Scan the listing and copy each line where the word "Windows" is present.

━━━━━━━━━━━━━━━━━━━━━━━━━━━━━━

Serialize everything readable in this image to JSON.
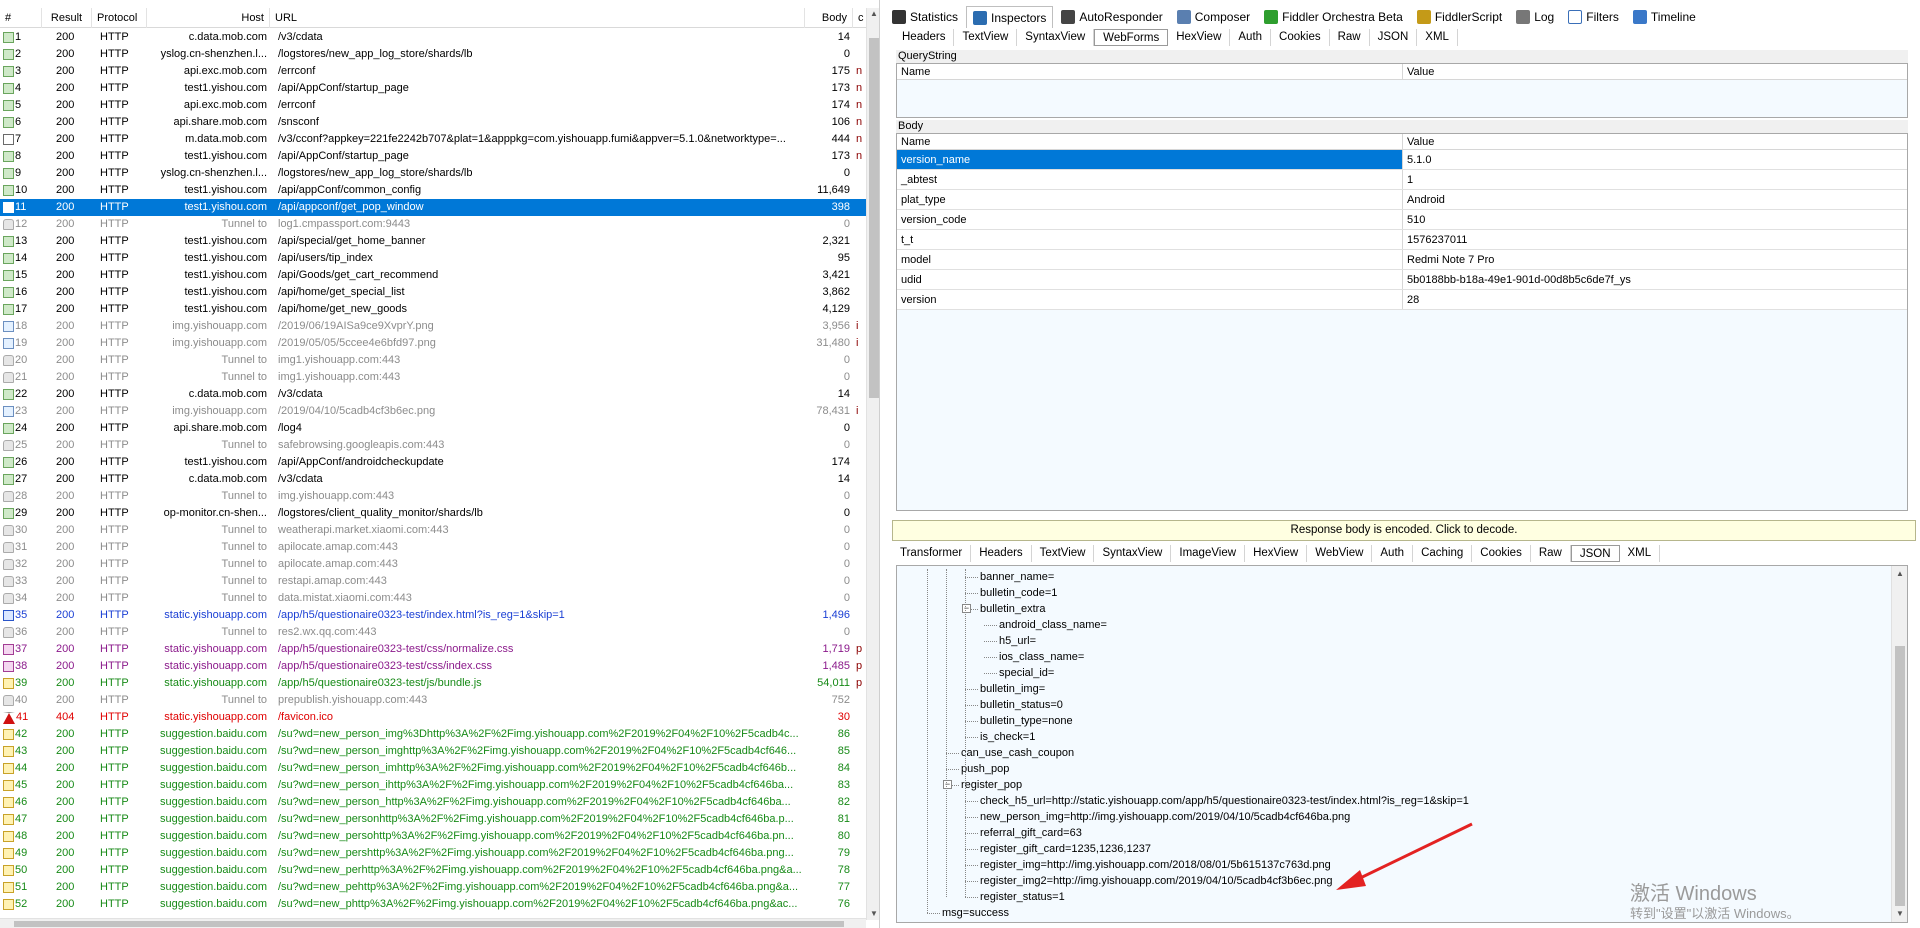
{
  "columns": {
    "num": "#",
    "result": "Result",
    "protocol": "Protocol",
    "host": "Host",
    "url": "URL",
    "body": "Body",
    "ext": "c"
  },
  "sessions": [
    {
      "num": "1",
      "result": "200",
      "protocol": "HTTP",
      "host": "c.data.mob.com",
      "url": "/v3/cdata",
      "body": "14",
      "ext": "",
      "icon": "green",
      "color": "#000000"
    },
    {
      "num": "2",
      "result": "200",
      "protocol": "HTTP",
      "host": "yslog.cn-shenzhen.l...",
      "url": "/logstores/new_app_log_store/shards/lb",
      "body": "0",
      "ext": "",
      "icon": "green",
      "color": "#000000"
    },
    {
      "num": "3",
      "result": "200",
      "protocol": "HTTP",
      "host": "api.exc.mob.com",
      "url": "/errconf",
      "body": "175",
      "ext": "n",
      "icon": "green",
      "color": "#000000"
    },
    {
      "num": "4",
      "result": "200",
      "protocol": "HTTP",
      "host": "test1.yishou.com",
      "url": "/api/AppConf/startup_page",
      "body": "173",
      "ext": "n",
      "icon": "green",
      "color": "#000000"
    },
    {
      "num": "5",
      "result": "200",
      "protocol": "HTTP",
      "host": "api.exc.mob.com",
      "url": "/errconf",
      "body": "174",
      "ext": "n",
      "icon": "green",
      "color": "#000000"
    },
    {
      "num": "6",
      "result": "200",
      "protocol": "HTTP",
      "host": "api.share.mob.com",
      "url": "/snsconf",
      "body": "106",
      "ext": "n",
      "icon": "green",
      "color": "#000000"
    },
    {
      "num": "7",
      "result": "200",
      "protocol": "HTTP",
      "host": "m.data.mob.com",
      "url": "/v3/cconf?appkey=221fe2242b707&plat=1&apppkg=com.yishouapp.fumi&appver=5.1.0&networktype=...",
      "body": "444",
      "ext": "n",
      "icon": "doc",
      "color": "#000000"
    },
    {
      "num": "8",
      "result": "200",
      "protocol": "HTTP",
      "host": "test1.yishou.com",
      "url": "/api/AppConf/startup_page",
      "body": "173",
      "ext": "n",
      "icon": "green",
      "color": "#000000"
    },
    {
      "num": "9",
      "result": "200",
      "protocol": "HTTP",
      "host": "yslog.cn-shenzhen.l...",
      "url": "/logstores/new_app_log_store/shards/lb",
      "body": "0",
      "ext": "",
      "icon": "green",
      "color": "#000000"
    },
    {
      "num": "10",
      "result": "200",
      "protocol": "HTTP",
      "host": "test1.yishou.com",
      "url": "/api/appConf/common_config",
      "body": "11,649",
      "ext": "",
      "icon": "green",
      "color": "#000000"
    },
    {
      "num": "11",
      "result": "200",
      "protocol": "HTTP",
      "host": "test1.yishou.com",
      "url": "/api/appconf/get_pop_window",
      "body": "398",
      "ext": "",
      "icon": "sel",
      "color": "#ffffff",
      "selected": true
    },
    {
      "num": "12",
      "result": "200",
      "protocol": "HTTP",
      "host": "Tunnel to",
      "url": "log1.cmpassport.com:9443",
      "body": "0",
      "ext": "",
      "icon": "lock",
      "color": "#8c8c8c"
    },
    {
      "num": "13",
      "result": "200",
      "protocol": "HTTP",
      "host": "test1.yishou.com",
      "url": "/api/special/get_home_banner",
      "body": "2,321",
      "ext": "",
      "icon": "green",
      "color": "#000000"
    },
    {
      "num": "14",
      "result": "200",
      "protocol": "HTTP",
      "host": "test1.yishou.com",
      "url": "/api/users/tip_index",
      "body": "95",
      "ext": "",
      "icon": "green",
      "color": "#000000"
    },
    {
      "num": "15",
      "result": "200",
      "protocol": "HTTP",
      "host": "test1.yishou.com",
      "url": "/api/Goods/get_cart_recommend",
      "body": "3,421",
      "ext": "",
      "icon": "green",
      "color": "#000000"
    },
    {
      "num": "16",
      "result": "200",
      "protocol": "HTTP",
      "host": "test1.yishou.com",
      "url": "/api/home/get_special_list",
      "body": "3,862",
      "ext": "",
      "icon": "green",
      "color": "#000000"
    },
    {
      "num": "17",
      "result": "200",
      "protocol": "HTTP",
      "host": "test1.yishou.com",
      "url": "/api/home/get_new_goods",
      "body": "4,129",
      "ext": "",
      "icon": "green",
      "color": "#000000"
    },
    {
      "num": "18",
      "result": "200",
      "protocol": "HTTP",
      "host": "img.yishouapp.com",
      "url": "/2019/06/19AISa9ce9XvprY.png",
      "body": "3,956",
      "ext": "i",
      "icon": "img",
      "color": "#8c8c8c"
    },
    {
      "num": "19",
      "result": "200",
      "protocol": "HTTP",
      "host": "img.yishouapp.com",
      "url": "/2019/05/05/5ccee4e6bfd97.png",
      "body": "31,480",
      "ext": "i",
      "icon": "img",
      "color": "#8c8c8c"
    },
    {
      "num": "20",
      "result": "200",
      "protocol": "HTTP",
      "host": "Tunnel to",
      "url": "img1.yishouapp.com:443",
      "body": "0",
      "ext": "",
      "icon": "lock",
      "color": "#8c8c8c"
    },
    {
      "num": "21",
      "result": "200",
      "protocol": "HTTP",
      "host": "Tunnel to",
      "url": "img1.yishouapp.com:443",
      "body": "0",
      "ext": "",
      "icon": "lock",
      "color": "#8c8c8c"
    },
    {
      "num": "22",
      "result": "200",
      "protocol": "HTTP",
      "host": "c.data.mob.com",
      "url": "/v3/cdata",
      "body": "14",
      "ext": "",
      "icon": "green",
      "color": "#000000"
    },
    {
      "num": "23",
      "result": "200",
      "protocol": "HTTP",
      "host": "img.yishouapp.com",
      "url": "/2019/04/10/5cadb4cf3b6ec.png",
      "body": "78,431",
      "ext": "i",
      "icon": "img",
      "color": "#8c8c8c"
    },
    {
      "num": "24",
      "result": "200",
      "protocol": "HTTP",
      "host": "api.share.mob.com",
      "url": "/log4",
      "body": "0",
      "ext": "",
      "icon": "green",
      "color": "#000000"
    },
    {
      "num": "25",
      "result": "200",
      "protocol": "HTTP",
      "host": "Tunnel to",
      "url": "safebrowsing.googleapis.com:443",
      "body": "0",
      "ext": "",
      "icon": "lock",
      "color": "#8c8c8c"
    },
    {
      "num": "26",
      "result": "200",
      "protocol": "HTTP",
      "host": "test1.yishou.com",
      "url": "/api/AppConf/androidcheckupdate",
      "body": "174",
      "ext": "",
      "icon": "green",
      "color": "#000000"
    },
    {
      "num": "27",
      "result": "200",
      "protocol": "HTTP",
      "host": "c.data.mob.com",
      "url": "/v3/cdata",
      "body": "14",
      "ext": "",
      "icon": "green",
      "color": "#000000"
    },
    {
      "num": "28",
      "result": "200",
      "protocol": "HTTP",
      "host": "Tunnel to",
      "url": "img.yishouapp.com:443",
      "body": "0",
      "ext": "",
      "icon": "lock",
      "color": "#8c8c8c"
    },
    {
      "num": "29",
      "result": "200",
      "protocol": "HTTP",
      "host": "op-monitor.cn-shen...",
      "url": "/logstores/client_quality_monitor/shards/lb",
      "body": "0",
      "ext": "",
      "icon": "green",
      "color": "#000000"
    },
    {
      "num": "30",
      "result": "200",
      "protocol": "HTTP",
      "host": "Tunnel to",
      "url": "weatherapi.market.xiaomi.com:443",
      "body": "0",
      "ext": "",
      "icon": "lock",
      "color": "#8c8c8c"
    },
    {
      "num": "31",
      "result": "200",
      "protocol": "HTTP",
      "host": "Tunnel to",
      "url": "apilocate.amap.com:443",
      "body": "0",
      "ext": "",
      "icon": "lock",
      "color": "#8c8c8c"
    },
    {
      "num": "32",
      "result": "200",
      "protocol": "HTTP",
      "host": "Tunnel to",
      "url": "apilocate.amap.com:443",
      "body": "0",
      "ext": "",
      "icon": "lock",
      "color": "#8c8c8c"
    },
    {
      "num": "33",
      "result": "200",
      "protocol": "HTTP",
      "host": "Tunnel to",
      "url": "restapi.amap.com:443",
      "body": "0",
      "ext": "",
      "icon": "lock",
      "color": "#8c8c8c"
    },
    {
      "num": "34",
      "result": "200",
      "protocol": "HTTP",
      "host": "Tunnel to",
      "url": "data.mistat.xiaomi.com:443",
      "body": "0",
      "ext": "",
      "icon": "lock",
      "color": "#8c8c8c"
    },
    {
      "num": "35",
      "result": "200",
      "protocol": "HTTP",
      "host": "static.yishouapp.com",
      "url": "/app/h5/questionaire0323-test/index.html?is_reg=1&skip=1",
      "body": "1,496",
      "ext": "",
      "icon": "html",
      "color": "#1a3fd4"
    },
    {
      "num": "36",
      "result": "200",
      "protocol": "HTTP",
      "host": "Tunnel to",
      "url": "res2.wx.qq.com:443",
      "body": "0",
      "ext": "",
      "icon": "lock",
      "color": "#8c8c8c"
    },
    {
      "num": "37",
      "result": "200",
      "protocol": "HTTP",
      "host": "static.yishouapp.com",
      "url": "/app/h5/questionaire0323-test/css/normalize.css",
      "body": "1,719",
      "ext": "p",
      "icon": "css",
      "color": "#8b1a8b"
    },
    {
      "num": "38",
      "result": "200",
      "protocol": "HTTP",
      "host": "static.yishouapp.com",
      "url": "/app/h5/questionaire0323-test/css/index.css",
      "body": "1,485",
      "ext": "p",
      "icon": "css",
      "color": "#8b1a8b"
    },
    {
      "num": "39",
      "result": "200",
      "protocol": "HTTP",
      "host": "static.yishouapp.com",
      "url": "/app/h5/questionaire0323-test/js/bundle.js",
      "body": "54,011",
      "ext": "p",
      "icon": "js",
      "color": "#178a17"
    },
    {
      "num": "40",
      "result": "200",
      "protocol": "HTTP",
      "host": "Tunnel to",
      "url": "prepublish.yishouapp.com:443",
      "body": "752",
      "ext": "",
      "icon": "lock",
      "color": "#8c8c8c"
    },
    {
      "num": "41",
      "result": "404",
      "protocol": "HTTP",
      "host": "static.yishouapp.com",
      "url": "/favicon.ico",
      "body": "30",
      "ext": "",
      "icon": "warn",
      "color": "#e00000"
    },
    {
      "num": "42",
      "result": "200",
      "protocol": "HTTP",
      "host": "suggestion.baidu.com",
      "url": "/su?wd=new_person_img%3Dhttp%3A%2F%2Fimg.yishouapp.com%2F2019%2F04%2F10%2F5cadb4c...",
      "body": "86",
      "ext": "",
      "icon": "js",
      "color": "#178a17"
    },
    {
      "num": "43",
      "result": "200",
      "protocol": "HTTP",
      "host": "suggestion.baidu.com",
      "url": "/su?wd=new_person_imghttp%3A%2F%2Fimg.yishouapp.com%2F2019%2F04%2F10%2F5cadb4cf646...",
      "body": "85",
      "ext": "",
      "icon": "js",
      "color": "#178a17"
    },
    {
      "num": "44",
      "result": "200",
      "protocol": "HTTP",
      "host": "suggestion.baidu.com",
      "url": "/su?wd=new_person_imhttp%3A%2F%2Fimg.yishouapp.com%2F2019%2F04%2F10%2F5cadb4cf646b...",
      "body": "84",
      "ext": "",
      "icon": "js",
      "color": "#178a17"
    },
    {
      "num": "45",
      "result": "200",
      "protocol": "HTTP",
      "host": "suggestion.baidu.com",
      "url": "/su?wd=new_person_ihttp%3A%2F%2Fimg.yishouapp.com%2F2019%2F04%2F10%2F5cadb4cf646ba...",
      "body": "83",
      "ext": "",
      "icon": "js",
      "color": "#178a17"
    },
    {
      "num": "46",
      "result": "200",
      "protocol": "HTTP",
      "host": "suggestion.baidu.com",
      "url": "/su?wd=new_person_http%3A%2F%2Fimg.yishouapp.com%2F2019%2F04%2F10%2F5cadb4cf646ba...",
      "body": "82",
      "ext": "",
      "icon": "js",
      "color": "#178a17"
    },
    {
      "num": "47",
      "result": "200",
      "protocol": "HTTP",
      "host": "suggestion.baidu.com",
      "url": "/su?wd=new_personhttp%3A%2F%2Fimg.yishouapp.com%2F2019%2F04%2F10%2F5cadb4cf646ba.p...",
      "body": "81",
      "ext": "",
      "icon": "js",
      "color": "#178a17"
    },
    {
      "num": "48",
      "result": "200",
      "protocol": "HTTP",
      "host": "suggestion.baidu.com",
      "url": "/su?wd=new_persohttp%3A%2F%2Fimg.yishouapp.com%2F2019%2F04%2F10%2F5cadb4cf646ba.pn...",
      "body": "80",
      "ext": "",
      "icon": "js",
      "color": "#178a17"
    },
    {
      "num": "49",
      "result": "200",
      "protocol": "HTTP",
      "host": "suggestion.baidu.com",
      "url": "/su?wd=new_pershttp%3A%2F%2Fimg.yishouapp.com%2F2019%2F04%2F10%2F5cadb4cf646ba.png...",
      "body": "79",
      "ext": "",
      "icon": "js",
      "color": "#178a17"
    },
    {
      "num": "50",
      "result": "200",
      "protocol": "HTTP",
      "host": "suggestion.baidu.com",
      "url": "/su?wd=new_perhttp%3A%2F%2Fimg.yishouapp.com%2F2019%2F04%2F10%2F5cadb4cf646ba.png&a...",
      "body": "78",
      "ext": "",
      "icon": "js",
      "color": "#178a17"
    },
    {
      "num": "51",
      "result": "200",
      "protocol": "HTTP",
      "host": "suggestion.baidu.com",
      "url": "/su?wd=new_pehttp%3A%2F%2Fimg.yishouapp.com%2F2019%2F04%2F10%2F5cadb4cf646ba.png&a...",
      "body": "77",
      "ext": "",
      "icon": "js",
      "color": "#178a17"
    },
    {
      "num": "52",
      "result": "200",
      "protocol": "HTTP",
      "host": "suggestion.baidu.com",
      "url": "/su?wd=new_phttp%3A%2F%2Fimg.yishouapp.com%2F2019%2F04%2F10%2F5cadb4cf646ba.png&ac...",
      "body": "76",
      "ext": "",
      "icon": "js",
      "color": "#178a17"
    }
  ],
  "main_tabs": [
    {
      "label": "Statistics",
      "icon": "stopwatch-icon",
      "color": "#333333",
      "active": false
    },
    {
      "label": "Inspectors",
      "icon": "magnifier-icon",
      "color": "#2b6cb0",
      "active": true
    },
    {
      "label": "AutoResponder",
      "icon": "lightning-icon",
      "color": "#444444",
      "active": false
    },
    {
      "label": "Composer",
      "icon": "composer-icon",
      "color": "#5a7fb0",
      "active": false
    },
    {
      "label": "Fiddler Orchestra Beta",
      "icon": "fo-icon",
      "color": "#2e9e2e",
      "active": false
    },
    {
      "label": "FiddlerScript",
      "icon": "script-icon",
      "color": "#c49a18",
      "active": false
    },
    {
      "label": "Log",
      "icon": "log-icon",
      "color": "#777777",
      "active": false
    },
    {
      "label": "Filters",
      "icon": "checkbox-icon",
      "color": "#ffffff",
      "active": false
    },
    {
      "label": "Timeline",
      "icon": "timeline-icon",
      "color": "#3a78c8",
      "active": false
    }
  ],
  "request_tabs": [
    "Headers",
    "TextView",
    "SyntaxView",
    "WebForms",
    "HexView",
    "Auth",
    "Cookies",
    "Raw",
    "JSON",
    "XML"
  ],
  "request_tab_active": "WebForms",
  "querystring": {
    "title": "QueryString",
    "col_name": "Name",
    "col_value": "Value"
  },
  "body_section": {
    "title": "Body",
    "col_name": "Name",
    "col_value": "Value",
    "rows": [
      {
        "name": "version_name",
        "value": "5.1.0",
        "selected": true
      },
      {
        "name": "_abtest",
        "value": "1"
      },
      {
        "name": "plat_type",
        "value": "Android"
      },
      {
        "name": "version_code",
        "value": "510"
      },
      {
        "name": "t_t",
        "value": "1576237011"
      },
      {
        "name": "model",
        "value": "Redmi Note 7 Pro"
      },
      {
        "name": "udid",
        "value": "5b0188bb-b18a-49e1-901d-00d8b5c6de7f_ys"
      },
      {
        "name": "version",
        "value": "28"
      }
    ]
  },
  "encoded_notice": "Response body is encoded. Click to decode.",
  "response_tabs": [
    "Transformer",
    "Headers",
    "TextView",
    "SyntaxView",
    "ImageView",
    "HexView",
    "WebView",
    "Auth",
    "Caching",
    "Cookies",
    "Raw",
    "JSON",
    "XML"
  ],
  "response_tab_active": "JSON",
  "json_tree": [
    {
      "text": "banner_name=",
      "depth": 3
    },
    {
      "text": "bulletin_code=1",
      "depth": 3
    },
    {
      "text": "bulletin_extra",
      "depth": 3,
      "toggle": "-"
    },
    {
      "text": "android_class_name=",
      "depth": 4
    },
    {
      "text": "h5_url=",
      "depth": 4
    },
    {
      "text": "ios_class_name=",
      "depth": 4
    },
    {
      "text": "special_id=",
      "depth": 4
    },
    {
      "text": "bulletin_img=",
      "depth": 3
    },
    {
      "text": "bulletin_status=0",
      "depth": 3
    },
    {
      "text": "bulletin_type=none",
      "depth": 3
    },
    {
      "text": "is_check=1",
      "depth": 3
    },
    {
      "text": "can_use_cash_coupon",
      "depth": 2
    },
    {
      "text": "push_pop",
      "depth": 2
    },
    {
      "text": "register_pop",
      "depth": 2,
      "toggle": "-"
    },
    {
      "text": "check_h5_url=http://static.yishouapp.com/app/h5/questionaire0323-test/index.html?is_reg=1&skip=1",
      "depth": 3
    },
    {
      "text": "new_person_img=http://img.yishouapp.com/2019/04/10/5cadb4cf646ba.png",
      "depth": 3
    },
    {
      "text": "referral_gift_card=63",
      "depth": 3
    },
    {
      "text": "register_gift_card=1235,1236,1237",
      "depth": 3
    },
    {
      "text": "register_img=http://img.yishouapp.com/2018/08/01/5b615137c763d.png",
      "depth": 3
    },
    {
      "text": "register_img2=http://img.yishouapp.com/2019/04/10/5cadb4cf3b6ec.png",
      "depth": 3
    },
    {
      "text": "register_status=1",
      "depth": 3
    },
    {
      "text": "msg=success",
      "depth": 1
    }
  ],
  "watermark": {
    "line1": "激活 Windows",
    "line2": "转到\"设置\"以激活 Windows。"
  },
  "colors": {
    "selection": "#0078d7",
    "annotation_arrow": "#e32222",
    "notice_bg": "#ffffe1",
    "tree_bg": "#f4faff"
  }
}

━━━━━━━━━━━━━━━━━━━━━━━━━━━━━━

**RESULT OF THIS TASK**
    "line1": "激活 Windows",
    "line2": "转到\"设置\"以激活 Windows。"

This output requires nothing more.